Hospitality Business Magazine

Persimmon season arrives

It’s as big and colourful as an orange, shaped like a tomato and can be eaten like an apple – yet few Kiwis have ever tried a crisp and sweet persimmon reports 5+ A Day.

And now is definitely the time to do so, as this fruit is only available for six short weeks from late April through to early June.

“They’re becoming more well-known and the local market has really taken off over the last three or four years,” explains Persimmon Industry Council Manager, Ian Turk. “However, there’s a lot of people who haven’t tried one. So go and buy one or two… I’m pretty sure it’s a taste experience you’ll be glad you took the punt and tried!”

Persimmons are an ancient fruit that is extremely popular in Asia. “Some New Zealanders might remember having a tree in their backyard of an old variety of persimmons that were astringent so they had a lot of tannins in them. They had to be really overripe and mushy before you could enjoy them.

“But now we grow a modern variety called Fuyu which you can eat like an apple. It’s nice and sweet and crisp. Just slice it into wedges and eat them that way. As it ripens, the unique persimmon flavour comes through more strongly.”

When buying persimmons, look for a good orange colour and firm skin. “You want them while they’re still hard and crisp and then if you like them a bit softer, they’ll ripen in your fruit bowl over the next few days.”

5+ A Day has lots of persimmon recipes online ( including roast persimmon breakfast bowls, persimmon kūmara and ginger soup, persimmon feta and rocket salad and persimmon tart with mandarin glaze.

“Most of them are eaten as fresh fruit but you can add them to smoothies, baking or salads.
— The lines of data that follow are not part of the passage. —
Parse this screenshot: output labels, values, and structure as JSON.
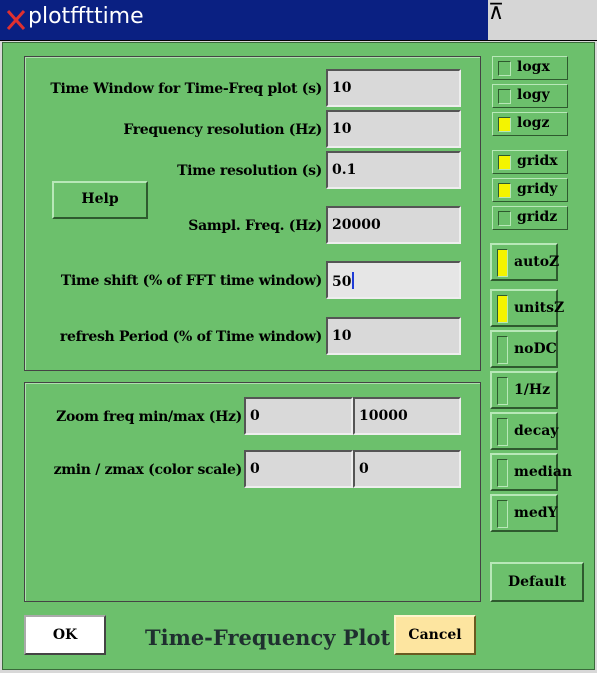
{
  "window": {
    "title": "plotffttime",
    "controls": [
      "⊼",
      "_",
      "□",
      "✕"
    ]
  },
  "params": [
    {
      "label": "Time Window for Time-Freq plot (s)",
      "value": "10"
    },
    {
      "label": "Frequency resolution (Hz)",
      "value": "10"
    },
    {
      "label": "Time resolution (s)",
      "value": "0.1"
    },
    {
      "label": "Sampl. Freq. (Hz)",
      "value": "20000"
    },
    {
      "label": "Time shift (% of FFT time window)",
      "value": "50"
    },
    {
      "label": "refresh Period (% of Time window)",
      "value": "10"
    }
  ],
  "help_label": "Help",
  "zoom": {
    "label": "Zoom freq min/max (Hz)",
    "min": "0",
    "max": "10000"
  },
  "zrange": {
    "label": "zmin / zmax (color scale)",
    "min": "0",
    "max": "0"
  },
  "checks": [
    {
      "label": "logx",
      "checked": false
    },
    {
      "label": "logy",
      "checked": false
    },
    {
      "label": "logz",
      "checked": true
    },
    {
      "label": "gridx",
      "checked": true
    },
    {
      "label": "gridy",
      "checked": true
    },
    {
      "label": "gridz",
      "checked": false
    }
  ],
  "toggles": [
    {
      "label": "autoZ",
      "on": true
    },
    {
      "label": "unitsZ",
      "on": true
    },
    {
      "label": "noDC",
      "on": false
    },
    {
      "label": "1/Hz",
      "on": false
    },
    {
      "label": "decay",
      "on": false
    },
    {
      "label": "median",
      "on": false
    },
    {
      "label": "medY",
      "on": false
    }
  ],
  "default_label": "Default",
  "ok_label": "OK",
  "main_title": "Time-Frequency Plot",
  "cancel_label": "Cancel",
  "colors": {
    "window_bg": "#6cc06c",
    "titlebar": "#0a2082",
    "checked": "#f4f400",
    "cancel_bg": "#fde5a0"
  }
}
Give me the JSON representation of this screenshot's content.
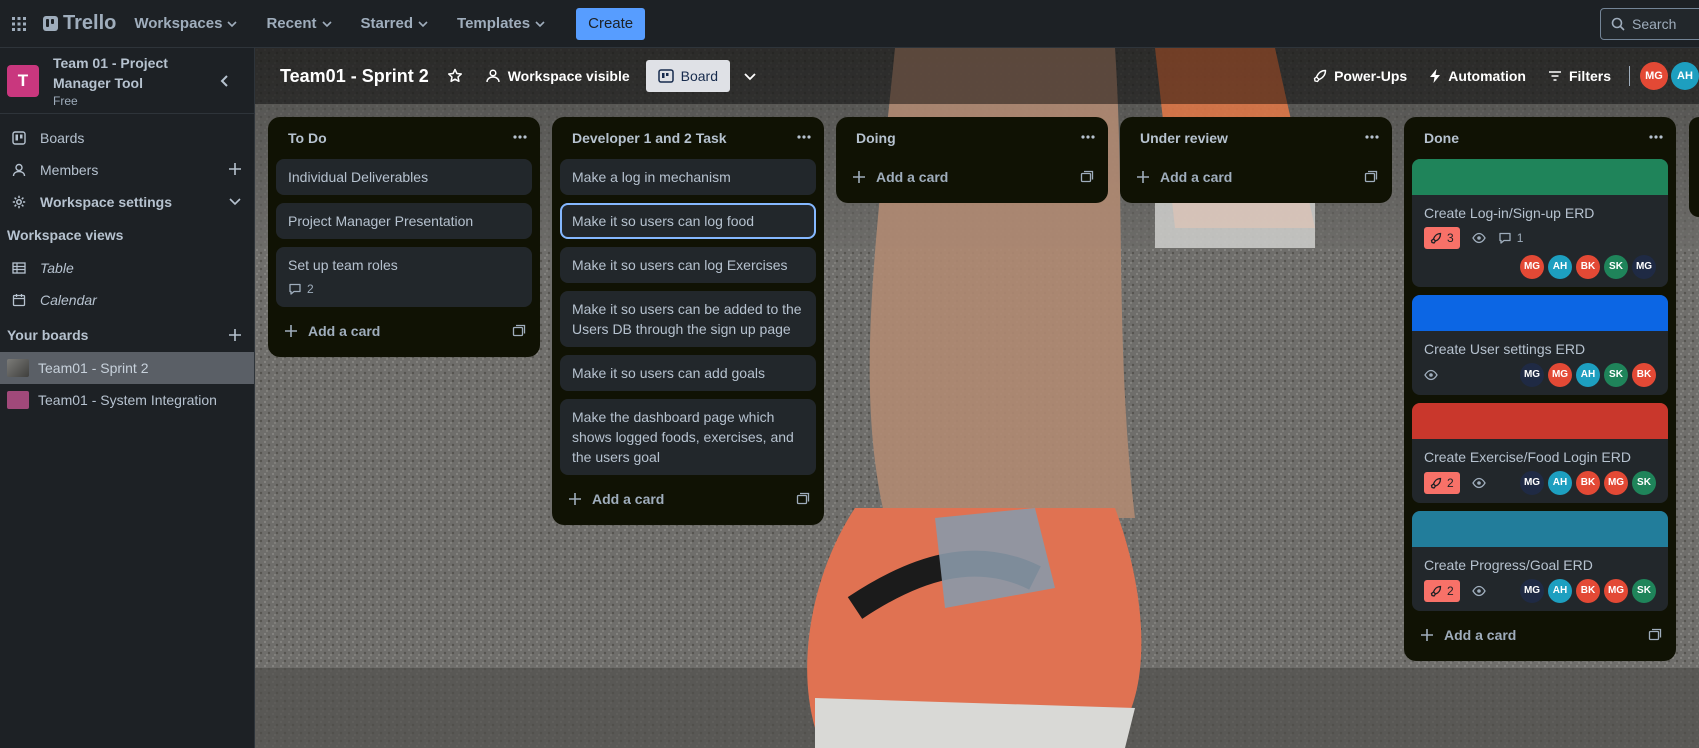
{
  "topbar": {
    "app_name": "Trello",
    "menus": [
      "Workspaces",
      "Recent",
      "Starred",
      "Templates"
    ],
    "create_label": "Create",
    "search_placeholder": "Search"
  },
  "sidebar": {
    "workspace_initial": "T",
    "workspace_name": "Team 01 - Project Manager Tool",
    "workspace_plan": "Free",
    "items": [
      {
        "label": "Boards",
        "icon": "boards-icon"
      },
      {
        "label": "Members",
        "icon": "members-icon"
      },
      {
        "label": "Workspace settings",
        "icon": "gear-icon"
      }
    ],
    "views_title": "Workspace views",
    "views": [
      {
        "label": "Table",
        "icon": "table-icon"
      },
      {
        "label": "Calendar",
        "icon": "calendar-icon"
      }
    ],
    "your_boards_title": "Your boards",
    "boards": [
      {
        "label": "Team01 - Sprint 2",
        "color": "#4a4a4a"
      },
      {
        "label": "Team01 - System Integration",
        "color": "#a0497a"
      }
    ]
  },
  "board": {
    "name": "Team01 - Sprint 2",
    "visibility_label": "Workspace visible",
    "view_label": "Board",
    "powerups_label": "Power-Ups",
    "automation_label": "Automation",
    "filters_label": "Filters",
    "header_members": [
      {
        "initials": "MG",
        "color": "#e34935"
      },
      {
        "initials": "AH",
        "color": "#1d9fc0"
      }
    ]
  },
  "add_card_label": "Add a card",
  "colors": {
    "mg": "#e34935",
    "ah": "#1d9fc0",
    "bk": "#e34935",
    "sk": "#1f845a",
    "mg_dark": "#1f2a44"
  },
  "lists": [
    {
      "title": "To Do",
      "cards": [
        {
          "title": "Individual Deliverables"
        },
        {
          "title": "Project Manager Presentation"
        },
        {
          "title": "Set up team roles",
          "comments": "2"
        }
      ]
    },
    {
      "title": "Developer 1 and 2 Task",
      "cards": [
        {
          "title": "Make a log in mechanism"
        },
        {
          "title": "Make it so users can log food",
          "focused": true
        },
        {
          "title": "Make it so users can log Exercises"
        },
        {
          "title": "Make it so users can be added to the Users DB through the sign up page"
        },
        {
          "title": "Make it so users can add goals"
        },
        {
          "title": "Make the dashboard page which shows logged foods, exercises, and the users goal"
        }
      ]
    },
    {
      "title": "Doing",
      "cards": []
    },
    {
      "title": "Under review",
      "cards": []
    },
    {
      "title": "Done",
      "cards": [
        {
          "title": "Create Log-in/Sign-up ERD",
          "cover": "#1f845a",
          "likes": "3",
          "watch": true,
          "comments": "1",
          "members": [
            {
              "i": "MG",
              "c": "#e34935"
            },
            {
              "i": "AH",
              "c": "#1d9fc0"
            },
            {
              "i": "BK",
              "c": "#e34935"
            },
            {
              "i": "SK",
              "c": "#1f845a"
            },
            {
              "i": "MG",
              "c": "#1f2a44"
            }
          ]
        },
        {
          "title": "Create User settings ERD",
          "cover": "#0c66e4",
          "watch": true,
          "members": [
            {
              "i": "MG",
              "c": "#1f2a44"
            },
            {
              "i": "MG",
              "c": "#e34935"
            },
            {
              "i": "AH",
              "c": "#1d9fc0"
            },
            {
              "i": "SK",
              "c": "#1f845a"
            },
            {
              "i": "BK",
              "c": "#e34935"
            }
          ]
        },
        {
          "title": "Create Exercise/Food Login ERD",
          "cover": "#c9372c",
          "likes": "2",
          "watch": true,
          "members": [
            {
              "i": "MG",
              "c": "#1f2a44"
            },
            {
              "i": "AH",
              "c": "#1d9fc0"
            },
            {
              "i": "BK",
              "c": "#e34935"
            },
            {
              "i": "MG",
              "c": "#e34935"
            },
            {
              "i": "SK",
              "c": "#1f845a"
            }
          ]
        },
        {
          "title": "Create Progress/Goal ERD",
          "cover": "#227d9b",
          "likes": "2",
          "watch": true,
          "members": [
            {
              "i": "MG",
              "c": "#1f2a44"
            },
            {
              "i": "AH",
              "c": "#1d9fc0"
            },
            {
              "i": "BK",
              "c": "#e34935"
            },
            {
              "i": "MG",
              "c": "#e34935"
            },
            {
              "i": "SK",
              "c": "#1f845a"
            }
          ]
        }
      ]
    }
  ]
}
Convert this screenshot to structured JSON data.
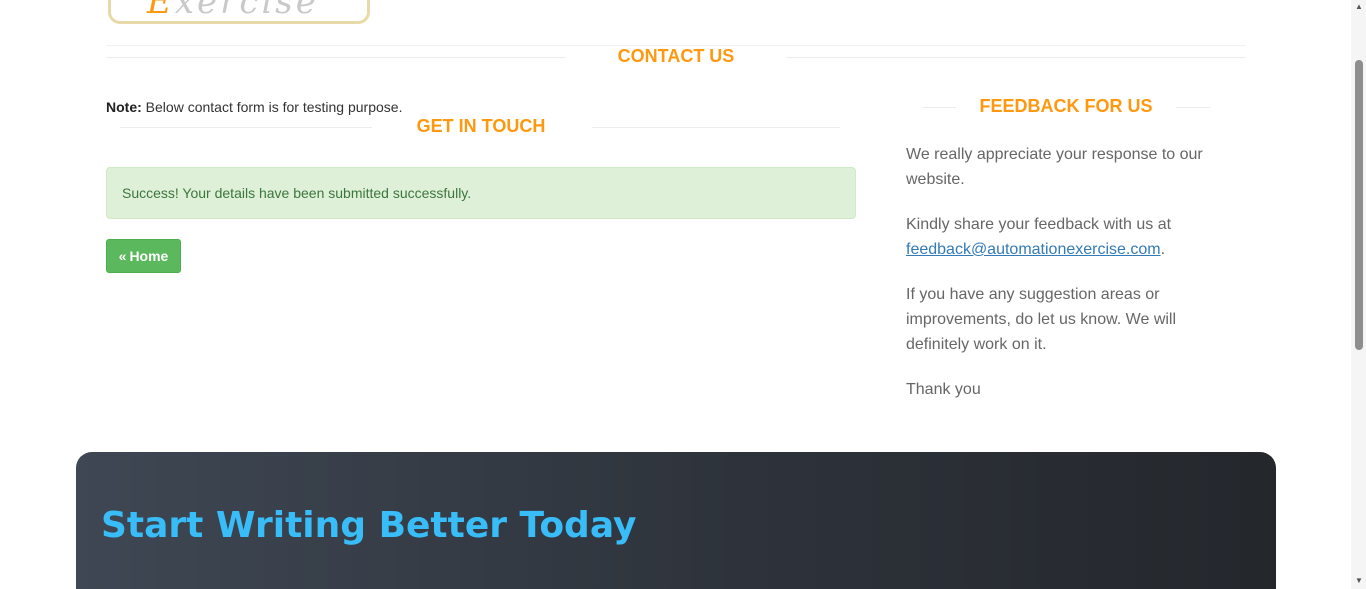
{
  "logo": {
    "first": "E",
    "rest": "xercise"
  },
  "contact": {
    "heading": "Contact Us"
  },
  "note": {
    "label": "Note:",
    "text": " Below contact form is for testing purpose."
  },
  "get_in_touch": {
    "heading": "Get In Touch"
  },
  "alert": {
    "message": "Success! Your details have been submitted successfully."
  },
  "home_button": {
    "label": "Home",
    "icon": "angle-double-left-icon",
    "color": "#5cb85c"
  },
  "feedback": {
    "heading": "Feedback For Us",
    "p1": "We really appreciate your response to our website.",
    "p2_prefix": "Kindly share your feedback with us at ",
    "p2_email": "feedback@automationexercise.com",
    "p2_suffix": ".",
    "p3": "If you have any suggestion areas or improvements, do let us know. We will definitely work on it.",
    "p4": "Thank you"
  },
  "banner": {
    "title": "Start Writing Better Today",
    "title_color": "#38bdf8"
  },
  "colors": {
    "accent": "#fe980f",
    "success_bg": "#dff0d8",
    "success_text": "#3c763d",
    "link": "#337ab7"
  }
}
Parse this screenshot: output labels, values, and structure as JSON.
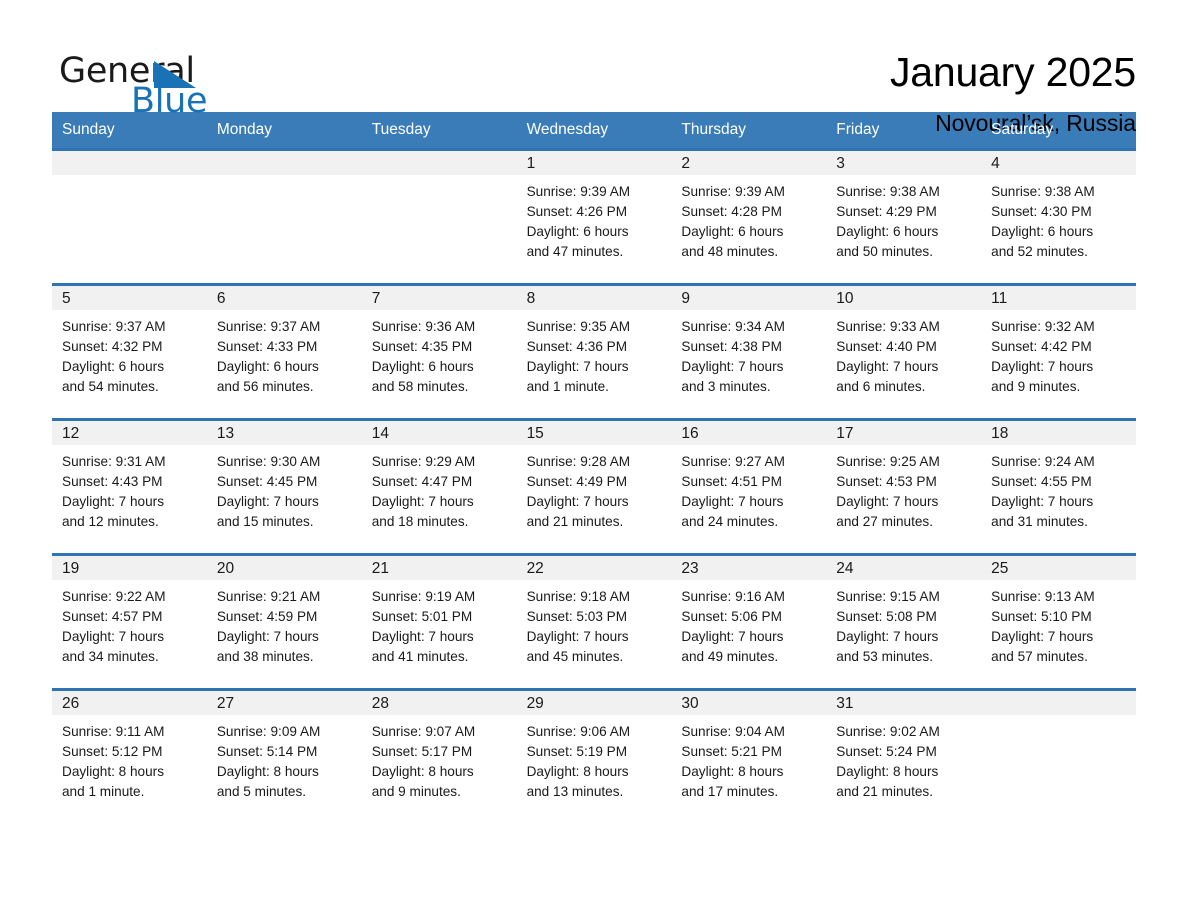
{
  "brand": {
    "word_one": "General",
    "word_two": "Blue",
    "accent_color": "#1972b6",
    "triangle_icon": "brand-triangle-icon"
  },
  "header": {
    "title": "January 2025",
    "location": "Novoural’sk, Russia"
  },
  "calendar": {
    "header_bg": "#3a7cb8",
    "row_divider_color": "#2e74b5",
    "daynum_band_bg": "#f1f1f1",
    "weekdays": [
      "Sunday",
      "Monday",
      "Tuesday",
      "Wednesday",
      "Thursday",
      "Friday",
      "Saturday"
    ],
    "weeks": [
      [
        {
          "day": "",
          "info": ""
        },
        {
          "day": "",
          "info": ""
        },
        {
          "day": "",
          "info": ""
        },
        {
          "day": "1",
          "info": "Sunrise: 9:39 AM\nSunset: 4:26 PM\nDaylight: 6 hours\nand 47 minutes."
        },
        {
          "day": "2",
          "info": "Sunrise: 9:39 AM\nSunset: 4:28 PM\nDaylight: 6 hours\nand 48 minutes."
        },
        {
          "day": "3",
          "info": "Sunrise: 9:38 AM\nSunset: 4:29 PM\nDaylight: 6 hours\nand 50 minutes."
        },
        {
          "day": "4",
          "info": "Sunrise: 9:38 AM\nSunset: 4:30 PM\nDaylight: 6 hours\nand 52 minutes."
        }
      ],
      [
        {
          "day": "5",
          "info": "Sunrise: 9:37 AM\nSunset: 4:32 PM\nDaylight: 6 hours\nand 54 minutes."
        },
        {
          "day": "6",
          "info": "Sunrise: 9:37 AM\nSunset: 4:33 PM\nDaylight: 6 hours\nand 56 minutes."
        },
        {
          "day": "7",
          "info": "Sunrise: 9:36 AM\nSunset: 4:35 PM\nDaylight: 6 hours\nand 58 minutes."
        },
        {
          "day": "8",
          "info": "Sunrise: 9:35 AM\nSunset: 4:36 PM\nDaylight: 7 hours\nand 1 minute."
        },
        {
          "day": "9",
          "info": "Sunrise: 9:34 AM\nSunset: 4:38 PM\nDaylight: 7 hours\nand 3 minutes."
        },
        {
          "day": "10",
          "info": "Sunrise: 9:33 AM\nSunset: 4:40 PM\nDaylight: 7 hours\nand 6 minutes."
        },
        {
          "day": "11",
          "info": "Sunrise: 9:32 AM\nSunset: 4:42 PM\nDaylight: 7 hours\nand 9 minutes."
        }
      ],
      [
        {
          "day": "12",
          "info": "Sunrise: 9:31 AM\nSunset: 4:43 PM\nDaylight: 7 hours\nand 12 minutes."
        },
        {
          "day": "13",
          "info": "Sunrise: 9:30 AM\nSunset: 4:45 PM\nDaylight: 7 hours\nand 15 minutes."
        },
        {
          "day": "14",
          "info": "Sunrise: 9:29 AM\nSunset: 4:47 PM\nDaylight: 7 hours\nand 18 minutes."
        },
        {
          "day": "15",
          "info": "Sunrise: 9:28 AM\nSunset: 4:49 PM\nDaylight: 7 hours\nand 21 minutes."
        },
        {
          "day": "16",
          "info": "Sunrise: 9:27 AM\nSunset: 4:51 PM\nDaylight: 7 hours\nand 24 minutes."
        },
        {
          "day": "17",
          "info": "Sunrise: 9:25 AM\nSunset: 4:53 PM\nDaylight: 7 hours\nand 27 minutes."
        },
        {
          "day": "18",
          "info": "Sunrise: 9:24 AM\nSunset: 4:55 PM\nDaylight: 7 hours\nand 31 minutes."
        }
      ],
      [
        {
          "day": "19",
          "info": "Sunrise: 9:22 AM\nSunset: 4:57 PM\nDaylight: 7 hours\nand 34 minutes."
        },
        {
          "day": "20",
          "info": "Sunrise: 9:21 AM\nSunset: 4:59 PM\nDaylight: 7 hours\nand 38 minutes."
        },
        {
          "day": "21",
          "info": "Sunrise: 9:19 AM\nSunset: 5:01 PM\nDaylight: 7 hours\nand 41 minutes."
        },
        {
          "day": "22",
          "info": "Sunrise: 9:18 AM\nSunset: 5:03 PM\nDaylight: 7 hours\nand 45 minutes."
        },
        {
          "day": "23",
          "info": "Sunrise: 9:16 AM\nSunset: 5:06 PM\nDaylight: 7 hours\nand 49 minutes."
        },
        {
          "day": "24",
          "info": "Sunrise: 9:15 AM\nSunset: 5:08 PM\nDaylight: 7 hours\nand 53 minutes."
        },
        {
          "day": "25",
          "info": "Sunrise: 9:13 AM\nSunset: 5:10 PM\nDaylight: 7 hours\nand 57 minutes."
        }
      ],
      [
        {
          "day": "26",
          "info": "Sunrise: 9:11 AM\nSunset: 5:12 PM\nDaylight: 8 hours\nand 1 minute."
        },
        {
          "day": "27",
          "info": "Sunrise: 9:09 AM\nSunset: 5:14 PM\nDaylight: 8 hours\nand 5 minutes."
        },
        {
          "day": "28",
          "info": "Sunrise: 9:07 AM\nSunset: 5:17 PM\nDaylight: 8 hours\nand 9 minutes."
        },
        {
          "day": "29",
          "info": "Sunrise: 9:06 AM\nSunset: 5:19 PM\nDaylight: 8 hours\nand 13 minutes."
        },
        {
          "day": "30",
          "info": "Sunrise: 9:04 AM\nSunset: 5:21 PM\nDaylight: 8 hours\nand 17 minutes."
        },
        {
          "day": "31",
          "info": "Sunrise: 9:02 AM\nSunset: 5:24 PM\nDaylight: 8 hours\nand 21 minutes."
        },
        {
          "day": "",
          "info": ""
        }
      ]
    ]
  }
}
They go really well with cheese so try some persimmon wedges on your next cheeseboard. They look great too because of the colour.”

5+ A Day Trustee and Principal Scientist and Team Leader at Plant and Food Research, Dr Carolyn Lister, says persimmons contain important nutrients and plant compounds including flavonoids and carotenoids which can positively affect your health. “They are technically a berry and are a good source of Vitamin C and a source of dietary fibre and potassium.”